One Night in Miami

Director: Regina King
Year Released: 2020
Rating: 2.0
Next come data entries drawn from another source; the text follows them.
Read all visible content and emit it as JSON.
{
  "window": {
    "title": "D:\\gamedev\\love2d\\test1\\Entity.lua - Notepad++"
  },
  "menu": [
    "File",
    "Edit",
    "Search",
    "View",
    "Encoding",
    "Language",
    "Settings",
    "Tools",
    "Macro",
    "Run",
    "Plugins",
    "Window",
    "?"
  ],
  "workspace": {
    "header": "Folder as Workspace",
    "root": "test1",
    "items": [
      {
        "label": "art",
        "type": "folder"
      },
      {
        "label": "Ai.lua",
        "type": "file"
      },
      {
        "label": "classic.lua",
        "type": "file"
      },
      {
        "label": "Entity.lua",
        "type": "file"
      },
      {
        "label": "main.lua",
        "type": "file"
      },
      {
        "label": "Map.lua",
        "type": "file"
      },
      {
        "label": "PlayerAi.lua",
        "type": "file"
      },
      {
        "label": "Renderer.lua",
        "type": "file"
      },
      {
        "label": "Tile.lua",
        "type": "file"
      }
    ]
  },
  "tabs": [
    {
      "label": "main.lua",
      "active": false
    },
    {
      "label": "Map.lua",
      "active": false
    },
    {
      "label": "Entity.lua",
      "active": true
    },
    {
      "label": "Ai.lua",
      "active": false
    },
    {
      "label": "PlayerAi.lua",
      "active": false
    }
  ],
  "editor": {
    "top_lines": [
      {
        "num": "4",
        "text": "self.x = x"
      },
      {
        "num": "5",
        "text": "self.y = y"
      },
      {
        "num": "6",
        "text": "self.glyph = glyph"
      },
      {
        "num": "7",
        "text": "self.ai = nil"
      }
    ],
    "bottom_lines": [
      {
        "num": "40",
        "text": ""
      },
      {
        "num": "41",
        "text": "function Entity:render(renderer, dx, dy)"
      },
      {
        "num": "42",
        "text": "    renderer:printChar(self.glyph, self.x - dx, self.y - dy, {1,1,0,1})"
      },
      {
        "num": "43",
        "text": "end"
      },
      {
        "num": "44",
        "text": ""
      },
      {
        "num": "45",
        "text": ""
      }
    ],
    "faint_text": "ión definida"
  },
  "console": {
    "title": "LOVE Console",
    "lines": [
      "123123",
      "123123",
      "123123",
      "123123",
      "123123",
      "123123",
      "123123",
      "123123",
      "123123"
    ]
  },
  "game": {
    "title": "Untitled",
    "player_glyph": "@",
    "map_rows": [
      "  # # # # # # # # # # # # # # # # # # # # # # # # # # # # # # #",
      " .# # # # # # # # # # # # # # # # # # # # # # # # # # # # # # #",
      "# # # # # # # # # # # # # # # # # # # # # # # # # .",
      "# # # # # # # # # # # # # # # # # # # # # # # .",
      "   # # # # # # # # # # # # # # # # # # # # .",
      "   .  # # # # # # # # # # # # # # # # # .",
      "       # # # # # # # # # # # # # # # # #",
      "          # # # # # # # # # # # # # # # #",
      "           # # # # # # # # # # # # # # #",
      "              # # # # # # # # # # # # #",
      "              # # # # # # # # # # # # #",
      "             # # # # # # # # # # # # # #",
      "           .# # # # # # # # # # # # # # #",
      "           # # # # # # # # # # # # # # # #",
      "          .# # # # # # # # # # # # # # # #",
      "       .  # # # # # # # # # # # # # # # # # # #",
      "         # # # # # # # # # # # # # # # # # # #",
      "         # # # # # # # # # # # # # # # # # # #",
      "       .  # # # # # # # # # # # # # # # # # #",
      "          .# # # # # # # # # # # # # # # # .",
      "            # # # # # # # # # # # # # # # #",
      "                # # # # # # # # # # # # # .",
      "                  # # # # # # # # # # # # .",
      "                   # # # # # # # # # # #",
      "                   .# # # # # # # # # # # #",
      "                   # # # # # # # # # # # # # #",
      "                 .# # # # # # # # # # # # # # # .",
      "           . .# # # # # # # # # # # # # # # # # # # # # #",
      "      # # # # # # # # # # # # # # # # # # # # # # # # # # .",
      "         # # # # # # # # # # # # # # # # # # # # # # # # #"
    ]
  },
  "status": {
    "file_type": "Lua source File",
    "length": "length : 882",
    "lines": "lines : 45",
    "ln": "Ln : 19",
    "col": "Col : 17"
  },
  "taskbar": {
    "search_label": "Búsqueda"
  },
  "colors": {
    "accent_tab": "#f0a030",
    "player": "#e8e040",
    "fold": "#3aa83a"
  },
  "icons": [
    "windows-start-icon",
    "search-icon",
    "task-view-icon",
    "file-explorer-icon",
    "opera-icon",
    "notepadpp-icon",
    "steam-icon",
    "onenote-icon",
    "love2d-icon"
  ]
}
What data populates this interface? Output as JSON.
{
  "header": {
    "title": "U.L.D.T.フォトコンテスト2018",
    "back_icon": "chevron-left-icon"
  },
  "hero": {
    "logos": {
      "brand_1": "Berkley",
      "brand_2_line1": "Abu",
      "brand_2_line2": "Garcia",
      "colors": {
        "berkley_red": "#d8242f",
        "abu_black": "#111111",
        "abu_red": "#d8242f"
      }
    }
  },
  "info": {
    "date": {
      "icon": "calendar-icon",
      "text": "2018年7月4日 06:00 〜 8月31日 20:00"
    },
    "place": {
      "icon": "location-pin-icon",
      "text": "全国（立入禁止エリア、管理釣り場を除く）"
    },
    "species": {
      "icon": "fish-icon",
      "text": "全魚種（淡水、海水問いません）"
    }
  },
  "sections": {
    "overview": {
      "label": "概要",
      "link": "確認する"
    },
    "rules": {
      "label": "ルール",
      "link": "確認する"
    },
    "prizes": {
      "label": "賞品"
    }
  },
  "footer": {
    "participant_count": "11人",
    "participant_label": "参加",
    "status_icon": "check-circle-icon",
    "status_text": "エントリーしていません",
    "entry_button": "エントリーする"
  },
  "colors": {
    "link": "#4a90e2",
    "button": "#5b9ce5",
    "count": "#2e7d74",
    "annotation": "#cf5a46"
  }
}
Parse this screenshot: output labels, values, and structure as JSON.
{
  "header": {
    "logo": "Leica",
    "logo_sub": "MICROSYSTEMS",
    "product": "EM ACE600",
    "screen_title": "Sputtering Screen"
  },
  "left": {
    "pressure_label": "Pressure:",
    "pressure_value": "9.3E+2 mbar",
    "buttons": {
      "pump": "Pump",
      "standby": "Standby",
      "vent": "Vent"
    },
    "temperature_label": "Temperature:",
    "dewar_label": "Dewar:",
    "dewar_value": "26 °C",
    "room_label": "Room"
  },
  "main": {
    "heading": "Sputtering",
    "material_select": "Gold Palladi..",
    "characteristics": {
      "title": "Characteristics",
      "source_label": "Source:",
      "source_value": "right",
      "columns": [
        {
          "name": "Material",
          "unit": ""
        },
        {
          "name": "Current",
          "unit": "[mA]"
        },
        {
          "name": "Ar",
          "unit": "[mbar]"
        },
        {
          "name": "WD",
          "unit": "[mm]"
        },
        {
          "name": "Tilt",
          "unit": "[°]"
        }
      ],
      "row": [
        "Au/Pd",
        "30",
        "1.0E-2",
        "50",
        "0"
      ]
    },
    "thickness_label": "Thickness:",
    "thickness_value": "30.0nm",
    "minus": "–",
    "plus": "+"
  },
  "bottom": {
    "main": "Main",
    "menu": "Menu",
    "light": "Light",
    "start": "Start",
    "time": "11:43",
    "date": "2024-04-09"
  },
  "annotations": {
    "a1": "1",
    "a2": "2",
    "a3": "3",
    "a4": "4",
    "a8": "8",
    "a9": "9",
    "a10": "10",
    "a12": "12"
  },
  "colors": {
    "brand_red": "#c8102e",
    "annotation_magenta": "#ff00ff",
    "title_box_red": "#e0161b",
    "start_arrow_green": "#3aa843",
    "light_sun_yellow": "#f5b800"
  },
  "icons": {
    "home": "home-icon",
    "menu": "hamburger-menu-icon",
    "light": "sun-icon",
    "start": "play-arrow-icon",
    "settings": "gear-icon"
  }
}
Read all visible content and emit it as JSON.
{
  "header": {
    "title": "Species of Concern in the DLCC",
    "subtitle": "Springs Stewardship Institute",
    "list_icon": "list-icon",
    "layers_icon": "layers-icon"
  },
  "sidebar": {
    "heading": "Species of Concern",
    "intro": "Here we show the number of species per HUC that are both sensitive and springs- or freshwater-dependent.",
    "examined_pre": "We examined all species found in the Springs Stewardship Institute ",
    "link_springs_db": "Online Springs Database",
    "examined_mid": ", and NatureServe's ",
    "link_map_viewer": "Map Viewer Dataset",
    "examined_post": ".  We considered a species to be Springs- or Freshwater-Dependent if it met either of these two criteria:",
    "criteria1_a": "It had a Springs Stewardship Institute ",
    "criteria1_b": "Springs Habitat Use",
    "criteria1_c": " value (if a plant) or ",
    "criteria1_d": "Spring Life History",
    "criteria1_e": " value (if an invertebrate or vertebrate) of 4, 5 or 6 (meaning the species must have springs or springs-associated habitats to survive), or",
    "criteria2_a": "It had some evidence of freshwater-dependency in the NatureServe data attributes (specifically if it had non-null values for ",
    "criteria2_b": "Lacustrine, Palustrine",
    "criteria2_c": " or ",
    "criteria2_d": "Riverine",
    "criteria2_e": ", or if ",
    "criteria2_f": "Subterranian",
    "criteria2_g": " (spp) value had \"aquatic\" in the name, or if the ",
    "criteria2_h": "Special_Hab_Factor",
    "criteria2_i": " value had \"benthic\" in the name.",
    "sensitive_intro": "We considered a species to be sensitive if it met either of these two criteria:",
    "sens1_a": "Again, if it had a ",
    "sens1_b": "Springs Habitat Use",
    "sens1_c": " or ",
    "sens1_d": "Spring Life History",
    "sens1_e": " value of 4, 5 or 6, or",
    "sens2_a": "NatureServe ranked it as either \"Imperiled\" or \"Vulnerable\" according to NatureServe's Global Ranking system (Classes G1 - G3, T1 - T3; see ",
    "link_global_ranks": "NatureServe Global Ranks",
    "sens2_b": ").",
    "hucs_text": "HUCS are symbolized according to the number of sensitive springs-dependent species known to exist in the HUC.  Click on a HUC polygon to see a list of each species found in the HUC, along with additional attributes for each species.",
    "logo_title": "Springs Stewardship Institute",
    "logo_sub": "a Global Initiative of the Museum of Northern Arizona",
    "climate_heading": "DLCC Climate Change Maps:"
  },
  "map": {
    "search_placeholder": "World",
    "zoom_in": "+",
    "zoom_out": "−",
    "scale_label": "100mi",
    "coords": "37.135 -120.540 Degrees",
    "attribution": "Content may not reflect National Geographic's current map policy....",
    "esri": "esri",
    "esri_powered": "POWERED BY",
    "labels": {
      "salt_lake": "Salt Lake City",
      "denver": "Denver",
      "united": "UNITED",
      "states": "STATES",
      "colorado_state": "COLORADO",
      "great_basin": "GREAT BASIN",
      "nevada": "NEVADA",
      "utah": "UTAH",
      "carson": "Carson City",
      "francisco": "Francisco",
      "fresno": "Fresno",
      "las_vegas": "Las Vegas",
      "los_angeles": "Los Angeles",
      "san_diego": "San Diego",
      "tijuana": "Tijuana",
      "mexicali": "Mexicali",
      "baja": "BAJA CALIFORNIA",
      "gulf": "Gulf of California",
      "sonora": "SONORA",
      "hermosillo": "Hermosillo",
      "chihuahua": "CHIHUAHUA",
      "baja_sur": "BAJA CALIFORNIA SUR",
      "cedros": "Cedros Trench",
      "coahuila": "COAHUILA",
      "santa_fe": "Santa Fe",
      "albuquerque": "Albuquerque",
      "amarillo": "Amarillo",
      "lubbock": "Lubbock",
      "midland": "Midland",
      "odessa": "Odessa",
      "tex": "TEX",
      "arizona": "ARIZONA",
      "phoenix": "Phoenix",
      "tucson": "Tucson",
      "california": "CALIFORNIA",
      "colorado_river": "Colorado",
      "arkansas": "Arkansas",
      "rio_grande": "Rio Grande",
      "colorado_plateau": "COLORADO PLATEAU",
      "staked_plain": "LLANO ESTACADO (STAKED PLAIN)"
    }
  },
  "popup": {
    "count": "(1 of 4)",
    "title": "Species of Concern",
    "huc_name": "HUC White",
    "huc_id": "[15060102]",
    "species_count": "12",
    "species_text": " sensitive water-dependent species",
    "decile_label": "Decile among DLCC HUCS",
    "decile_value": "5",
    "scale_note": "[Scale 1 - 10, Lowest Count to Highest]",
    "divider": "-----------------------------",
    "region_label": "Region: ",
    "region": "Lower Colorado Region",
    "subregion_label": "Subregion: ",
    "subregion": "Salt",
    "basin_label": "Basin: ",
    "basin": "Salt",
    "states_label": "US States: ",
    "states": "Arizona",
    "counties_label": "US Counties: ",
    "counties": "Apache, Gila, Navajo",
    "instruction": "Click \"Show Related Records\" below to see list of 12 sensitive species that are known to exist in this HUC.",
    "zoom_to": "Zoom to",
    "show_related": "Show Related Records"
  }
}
On February 25, 1964, four prominent African-American men - boxer Cassius Clay (Eli Goree), football player Jim Brown (Aldis Hodge), singer Sam Cooke (Leslie Odom, Jr.) and preacher Malcolm X (Kingsley Ben-Adir) - met at the Hampton House following Clay's defeat of Sonny Liston and this film (adapted by Kemp Powers from his play) re-imagines what the dialogue between the men could have been about (but most likely wasn't).  As an ensemble, the central cast of four are very good (they get a lot of the mannerisms right without becoming caricatures), however the movie itself never seems to detach itself from its origins on the stage - each individual is given ample time to pointedly reveal their own agendas - and instead of being just a fun night with four very different people, it becomes a tedious lecture to both itself and its audience (the "militant" Mr. X has a problem with Sam Cooke over not speaking truth to power like Bob Dylan).  The early scene with Beau Bridges is a cheap provocation, because let me tell you: if I had furniture to move, there's no way my scrawny behind would refuse assistance, especially from one of the most ferocious running backs of all time (if Emmitt Smith or Walter Payton were around, they could lend a hand too).